# [SUPPLIED RECORDS]
□ □ □ □

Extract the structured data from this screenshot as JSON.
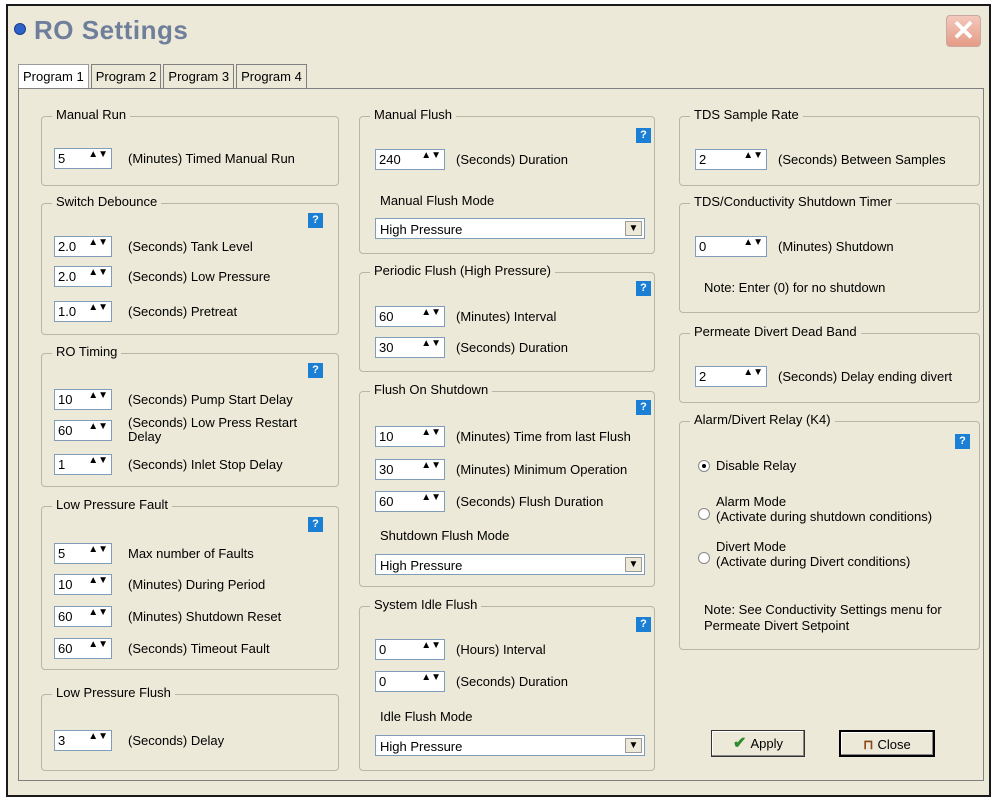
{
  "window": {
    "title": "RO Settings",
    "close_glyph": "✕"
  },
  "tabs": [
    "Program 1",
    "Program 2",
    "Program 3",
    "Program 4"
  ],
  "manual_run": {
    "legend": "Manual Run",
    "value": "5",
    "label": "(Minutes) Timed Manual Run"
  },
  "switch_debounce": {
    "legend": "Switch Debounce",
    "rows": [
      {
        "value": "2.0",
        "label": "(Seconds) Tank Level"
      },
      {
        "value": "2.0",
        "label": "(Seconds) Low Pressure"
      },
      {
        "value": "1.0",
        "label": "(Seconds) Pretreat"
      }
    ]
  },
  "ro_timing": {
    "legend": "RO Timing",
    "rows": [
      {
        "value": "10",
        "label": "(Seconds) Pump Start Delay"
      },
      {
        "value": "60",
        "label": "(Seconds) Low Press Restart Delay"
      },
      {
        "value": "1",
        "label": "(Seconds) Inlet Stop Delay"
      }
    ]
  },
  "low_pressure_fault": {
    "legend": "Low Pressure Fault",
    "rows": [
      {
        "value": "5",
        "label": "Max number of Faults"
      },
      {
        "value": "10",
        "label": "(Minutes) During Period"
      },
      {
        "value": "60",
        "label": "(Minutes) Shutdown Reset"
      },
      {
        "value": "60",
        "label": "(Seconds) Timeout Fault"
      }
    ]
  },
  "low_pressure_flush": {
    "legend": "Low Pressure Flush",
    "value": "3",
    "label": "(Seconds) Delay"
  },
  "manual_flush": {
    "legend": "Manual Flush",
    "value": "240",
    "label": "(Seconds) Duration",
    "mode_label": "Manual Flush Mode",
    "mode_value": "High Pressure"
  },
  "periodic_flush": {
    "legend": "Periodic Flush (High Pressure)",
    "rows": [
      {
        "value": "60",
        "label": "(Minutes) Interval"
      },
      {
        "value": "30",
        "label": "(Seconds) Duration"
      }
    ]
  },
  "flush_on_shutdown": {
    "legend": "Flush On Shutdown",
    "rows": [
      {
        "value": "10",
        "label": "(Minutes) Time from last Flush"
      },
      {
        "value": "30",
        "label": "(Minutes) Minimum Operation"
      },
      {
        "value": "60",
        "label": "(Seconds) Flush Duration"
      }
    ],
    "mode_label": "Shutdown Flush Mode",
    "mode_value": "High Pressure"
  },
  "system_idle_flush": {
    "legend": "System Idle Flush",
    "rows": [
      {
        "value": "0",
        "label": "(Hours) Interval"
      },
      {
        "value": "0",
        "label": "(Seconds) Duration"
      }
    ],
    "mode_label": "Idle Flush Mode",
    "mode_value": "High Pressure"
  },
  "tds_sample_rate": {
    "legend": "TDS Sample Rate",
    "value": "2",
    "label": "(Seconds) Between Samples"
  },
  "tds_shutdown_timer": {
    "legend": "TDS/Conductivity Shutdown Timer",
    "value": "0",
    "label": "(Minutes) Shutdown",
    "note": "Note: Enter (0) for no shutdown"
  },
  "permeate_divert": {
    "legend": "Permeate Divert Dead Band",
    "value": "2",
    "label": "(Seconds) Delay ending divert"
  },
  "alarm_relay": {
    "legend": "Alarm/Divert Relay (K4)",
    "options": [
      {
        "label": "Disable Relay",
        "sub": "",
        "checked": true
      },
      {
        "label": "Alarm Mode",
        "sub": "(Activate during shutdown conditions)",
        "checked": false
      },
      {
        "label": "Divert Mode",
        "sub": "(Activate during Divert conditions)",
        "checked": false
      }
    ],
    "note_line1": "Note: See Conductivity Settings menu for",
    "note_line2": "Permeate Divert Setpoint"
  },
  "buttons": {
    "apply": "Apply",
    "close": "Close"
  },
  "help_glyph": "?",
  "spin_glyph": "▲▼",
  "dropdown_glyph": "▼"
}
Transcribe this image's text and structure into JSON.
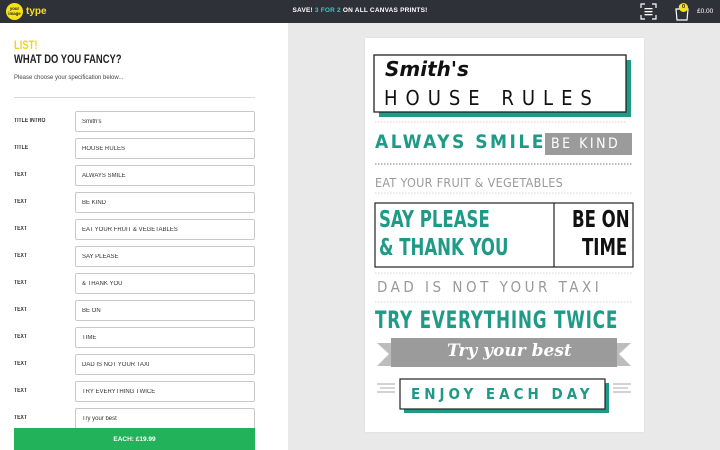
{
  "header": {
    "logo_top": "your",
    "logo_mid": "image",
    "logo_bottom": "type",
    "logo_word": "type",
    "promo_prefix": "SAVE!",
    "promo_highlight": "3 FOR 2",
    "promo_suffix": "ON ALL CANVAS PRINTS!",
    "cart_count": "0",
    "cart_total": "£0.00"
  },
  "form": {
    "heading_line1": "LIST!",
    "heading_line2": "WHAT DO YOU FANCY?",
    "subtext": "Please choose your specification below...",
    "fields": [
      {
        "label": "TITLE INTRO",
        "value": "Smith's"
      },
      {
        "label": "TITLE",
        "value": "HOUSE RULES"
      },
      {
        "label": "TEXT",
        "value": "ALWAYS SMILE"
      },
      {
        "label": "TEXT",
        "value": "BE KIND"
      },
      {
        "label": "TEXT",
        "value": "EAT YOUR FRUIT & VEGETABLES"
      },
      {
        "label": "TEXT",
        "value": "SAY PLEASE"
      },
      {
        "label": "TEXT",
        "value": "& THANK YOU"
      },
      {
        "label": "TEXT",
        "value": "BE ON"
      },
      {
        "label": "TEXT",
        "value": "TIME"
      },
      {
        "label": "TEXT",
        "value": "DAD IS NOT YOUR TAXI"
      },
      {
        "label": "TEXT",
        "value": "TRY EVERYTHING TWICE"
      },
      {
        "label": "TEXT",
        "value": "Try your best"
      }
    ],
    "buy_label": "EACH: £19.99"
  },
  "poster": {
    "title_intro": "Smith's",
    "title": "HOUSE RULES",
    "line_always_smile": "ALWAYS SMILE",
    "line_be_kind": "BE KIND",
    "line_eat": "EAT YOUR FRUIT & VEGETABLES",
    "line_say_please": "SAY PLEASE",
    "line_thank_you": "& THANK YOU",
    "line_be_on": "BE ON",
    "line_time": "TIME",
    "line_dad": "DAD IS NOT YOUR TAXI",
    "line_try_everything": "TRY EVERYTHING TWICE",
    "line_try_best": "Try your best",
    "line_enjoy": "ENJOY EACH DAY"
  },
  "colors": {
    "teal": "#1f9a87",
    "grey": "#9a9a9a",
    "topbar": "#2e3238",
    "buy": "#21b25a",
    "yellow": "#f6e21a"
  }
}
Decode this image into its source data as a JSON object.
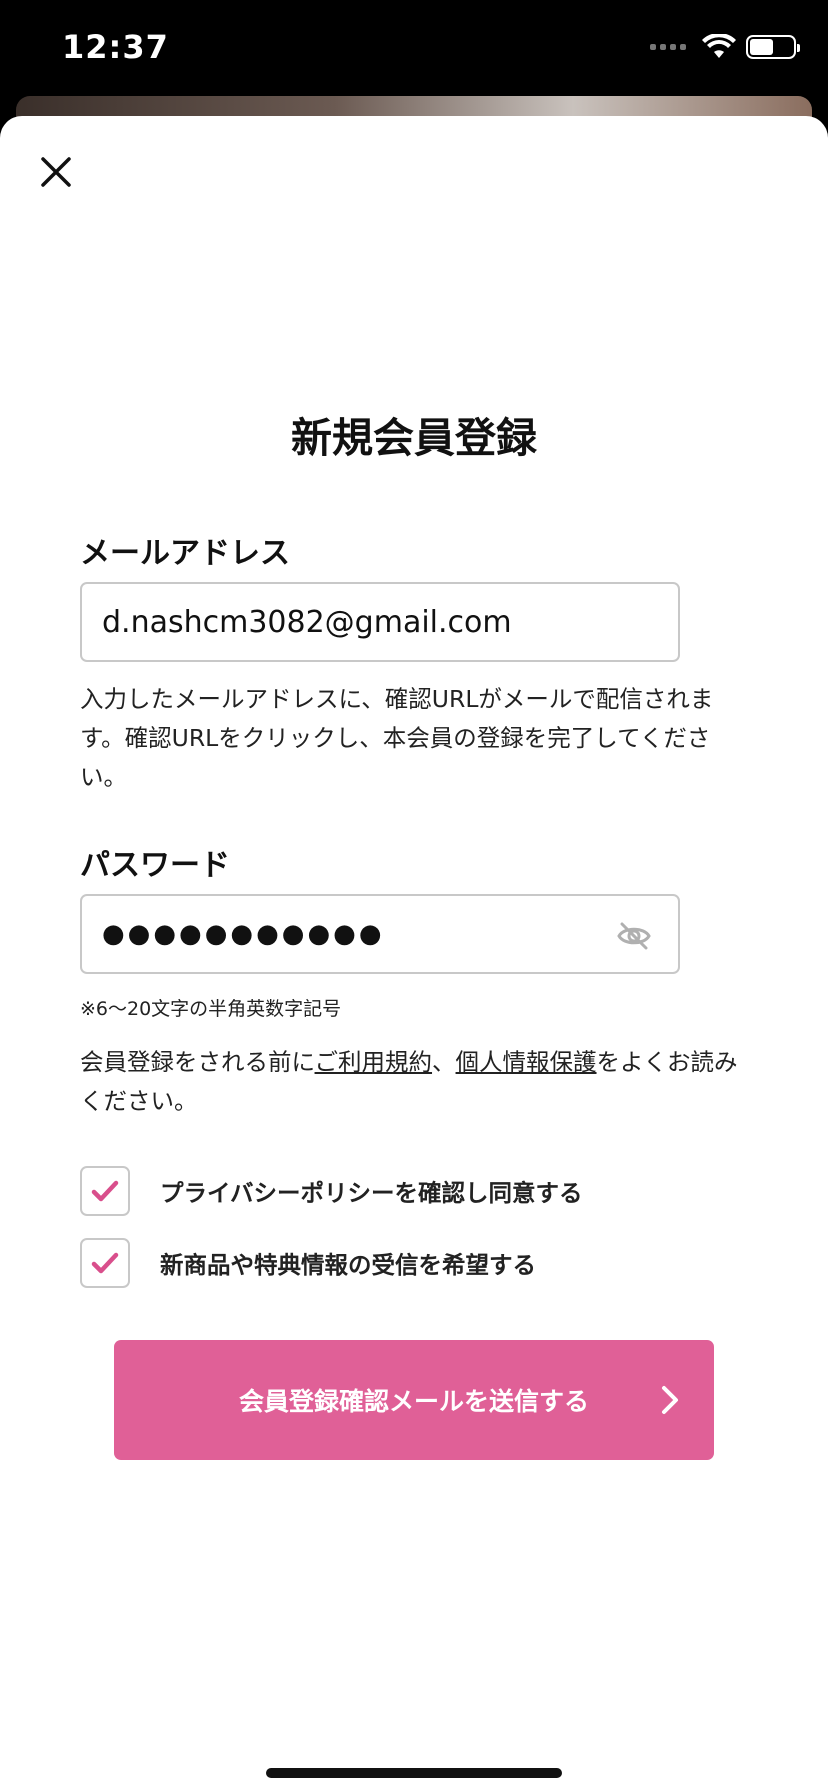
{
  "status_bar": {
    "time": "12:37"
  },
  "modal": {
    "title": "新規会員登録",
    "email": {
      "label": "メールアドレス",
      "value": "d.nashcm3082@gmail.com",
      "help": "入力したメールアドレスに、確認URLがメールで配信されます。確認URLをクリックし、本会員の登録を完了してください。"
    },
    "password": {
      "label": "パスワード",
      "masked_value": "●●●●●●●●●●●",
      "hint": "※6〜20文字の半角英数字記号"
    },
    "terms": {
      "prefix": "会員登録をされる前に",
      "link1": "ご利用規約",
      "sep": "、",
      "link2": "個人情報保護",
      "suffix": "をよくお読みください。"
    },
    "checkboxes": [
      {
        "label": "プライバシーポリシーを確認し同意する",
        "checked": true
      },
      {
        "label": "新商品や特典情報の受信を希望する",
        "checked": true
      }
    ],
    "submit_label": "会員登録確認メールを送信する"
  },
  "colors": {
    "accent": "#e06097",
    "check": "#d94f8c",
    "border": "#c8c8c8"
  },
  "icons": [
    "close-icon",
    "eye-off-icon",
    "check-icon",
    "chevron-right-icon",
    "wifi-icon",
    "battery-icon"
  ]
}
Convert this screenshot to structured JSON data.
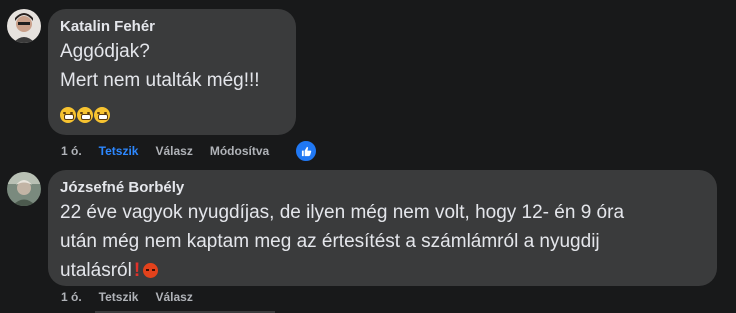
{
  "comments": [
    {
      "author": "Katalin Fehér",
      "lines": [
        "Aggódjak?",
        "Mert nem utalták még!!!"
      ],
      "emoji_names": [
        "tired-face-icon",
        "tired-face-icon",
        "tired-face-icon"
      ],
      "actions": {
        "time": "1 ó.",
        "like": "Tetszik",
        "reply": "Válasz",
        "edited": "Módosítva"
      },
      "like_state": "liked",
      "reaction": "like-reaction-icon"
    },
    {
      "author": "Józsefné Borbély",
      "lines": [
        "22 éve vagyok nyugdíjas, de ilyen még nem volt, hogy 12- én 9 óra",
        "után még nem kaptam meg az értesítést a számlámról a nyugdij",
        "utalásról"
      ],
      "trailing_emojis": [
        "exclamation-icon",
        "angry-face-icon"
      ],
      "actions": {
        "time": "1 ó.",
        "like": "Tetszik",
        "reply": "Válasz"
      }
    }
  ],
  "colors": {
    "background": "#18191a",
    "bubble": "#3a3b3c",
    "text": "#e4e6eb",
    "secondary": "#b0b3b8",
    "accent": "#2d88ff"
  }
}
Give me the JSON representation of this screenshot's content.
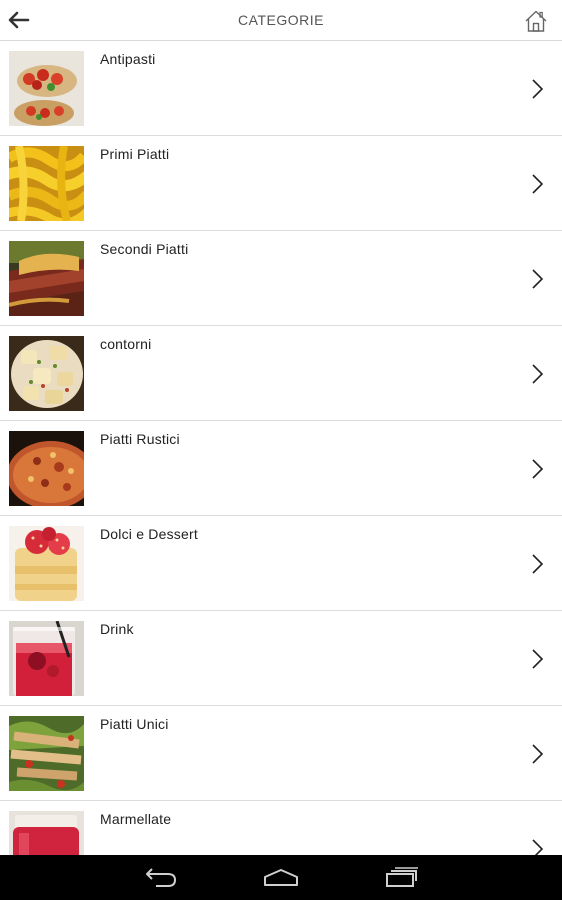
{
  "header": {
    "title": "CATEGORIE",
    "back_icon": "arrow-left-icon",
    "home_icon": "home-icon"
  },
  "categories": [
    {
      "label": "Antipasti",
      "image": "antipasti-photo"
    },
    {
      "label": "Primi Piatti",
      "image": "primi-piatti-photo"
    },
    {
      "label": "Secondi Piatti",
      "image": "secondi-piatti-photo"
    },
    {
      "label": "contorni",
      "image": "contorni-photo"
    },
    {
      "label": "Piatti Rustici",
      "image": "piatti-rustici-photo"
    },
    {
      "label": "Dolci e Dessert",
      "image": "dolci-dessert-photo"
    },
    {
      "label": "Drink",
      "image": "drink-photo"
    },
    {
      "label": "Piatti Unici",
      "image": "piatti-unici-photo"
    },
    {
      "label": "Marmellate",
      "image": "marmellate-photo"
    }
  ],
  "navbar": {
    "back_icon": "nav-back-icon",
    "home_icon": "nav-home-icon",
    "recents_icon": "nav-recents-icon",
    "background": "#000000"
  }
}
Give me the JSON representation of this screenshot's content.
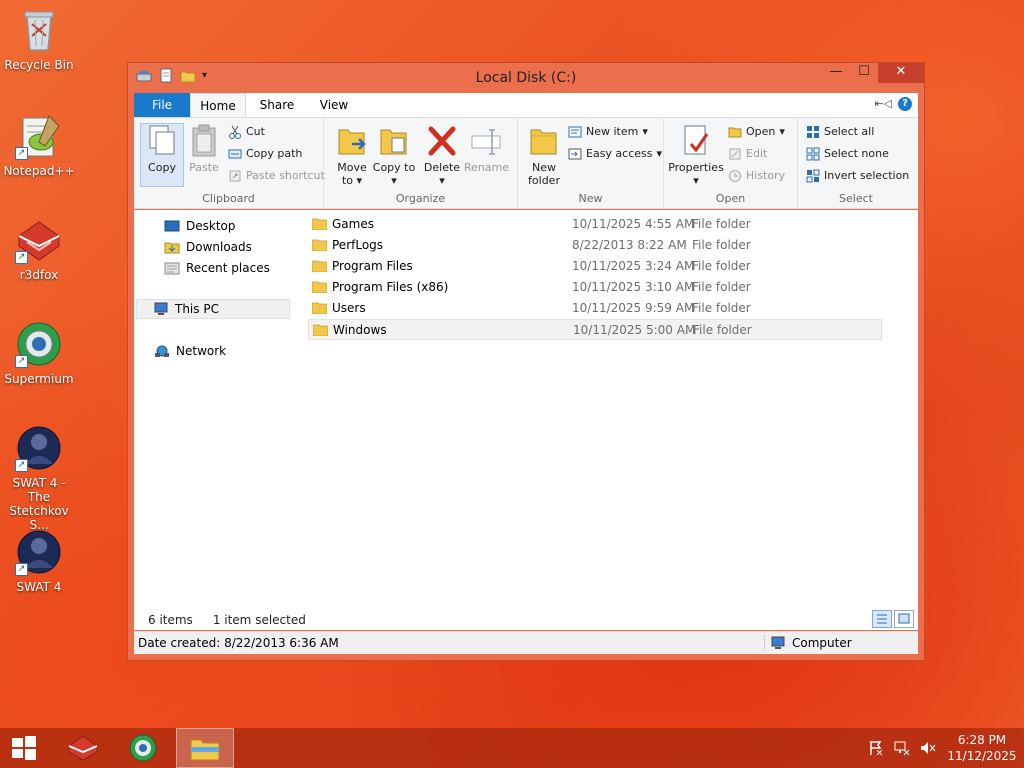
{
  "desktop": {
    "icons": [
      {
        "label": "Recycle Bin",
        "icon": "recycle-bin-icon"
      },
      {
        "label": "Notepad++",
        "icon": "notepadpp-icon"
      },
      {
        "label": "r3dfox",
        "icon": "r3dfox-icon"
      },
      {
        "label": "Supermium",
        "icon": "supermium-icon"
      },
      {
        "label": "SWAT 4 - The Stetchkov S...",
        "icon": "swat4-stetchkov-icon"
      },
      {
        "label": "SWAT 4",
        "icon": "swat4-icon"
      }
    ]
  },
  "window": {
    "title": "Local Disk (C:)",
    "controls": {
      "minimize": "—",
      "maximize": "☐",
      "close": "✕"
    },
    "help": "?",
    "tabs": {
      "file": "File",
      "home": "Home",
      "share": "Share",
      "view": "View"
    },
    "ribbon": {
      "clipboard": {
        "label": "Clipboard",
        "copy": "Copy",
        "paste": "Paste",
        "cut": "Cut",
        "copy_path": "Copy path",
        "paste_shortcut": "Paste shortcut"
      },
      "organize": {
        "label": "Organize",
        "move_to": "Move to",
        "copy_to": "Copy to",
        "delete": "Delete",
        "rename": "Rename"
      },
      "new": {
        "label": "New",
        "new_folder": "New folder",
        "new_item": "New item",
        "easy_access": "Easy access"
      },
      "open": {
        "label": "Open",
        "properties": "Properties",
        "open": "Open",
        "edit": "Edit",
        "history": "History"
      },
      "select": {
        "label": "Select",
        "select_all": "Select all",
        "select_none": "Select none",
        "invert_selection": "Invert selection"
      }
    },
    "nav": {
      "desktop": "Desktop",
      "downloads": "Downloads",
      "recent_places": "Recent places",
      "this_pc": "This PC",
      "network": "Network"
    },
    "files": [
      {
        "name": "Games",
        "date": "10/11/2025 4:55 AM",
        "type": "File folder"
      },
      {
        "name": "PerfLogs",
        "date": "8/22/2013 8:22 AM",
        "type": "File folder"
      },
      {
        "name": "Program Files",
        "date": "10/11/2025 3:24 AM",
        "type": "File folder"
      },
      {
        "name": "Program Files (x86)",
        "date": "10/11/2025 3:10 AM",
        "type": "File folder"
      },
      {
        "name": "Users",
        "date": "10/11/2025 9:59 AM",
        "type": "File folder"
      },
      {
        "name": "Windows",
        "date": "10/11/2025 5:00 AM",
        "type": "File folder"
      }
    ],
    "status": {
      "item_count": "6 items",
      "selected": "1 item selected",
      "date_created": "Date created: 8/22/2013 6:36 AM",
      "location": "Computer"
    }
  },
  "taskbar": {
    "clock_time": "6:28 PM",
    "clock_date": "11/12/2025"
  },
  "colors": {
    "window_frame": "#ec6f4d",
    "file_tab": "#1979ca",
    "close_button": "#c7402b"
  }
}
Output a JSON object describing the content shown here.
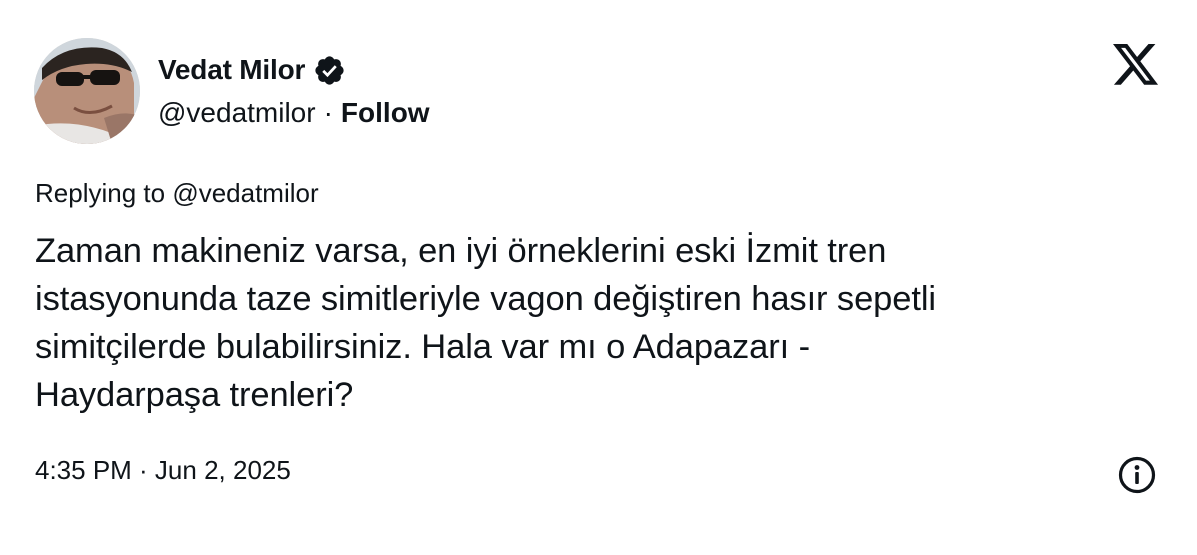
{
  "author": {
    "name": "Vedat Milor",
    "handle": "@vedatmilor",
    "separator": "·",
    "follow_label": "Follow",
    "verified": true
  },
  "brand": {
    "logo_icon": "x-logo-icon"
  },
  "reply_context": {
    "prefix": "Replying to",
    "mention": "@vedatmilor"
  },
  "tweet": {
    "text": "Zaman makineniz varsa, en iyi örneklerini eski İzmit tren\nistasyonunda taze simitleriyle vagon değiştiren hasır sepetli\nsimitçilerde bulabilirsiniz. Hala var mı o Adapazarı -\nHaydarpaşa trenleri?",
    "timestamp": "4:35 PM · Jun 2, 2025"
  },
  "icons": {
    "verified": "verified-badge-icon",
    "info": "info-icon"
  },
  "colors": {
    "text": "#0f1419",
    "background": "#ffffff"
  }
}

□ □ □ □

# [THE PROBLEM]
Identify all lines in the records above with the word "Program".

# [FINISHED EXERCISE]
    "Program 1",
    "Program 2",
    "Program 3",
    "Program 4"
        "name": "Program Files",
        "name": "Program Files (x86)",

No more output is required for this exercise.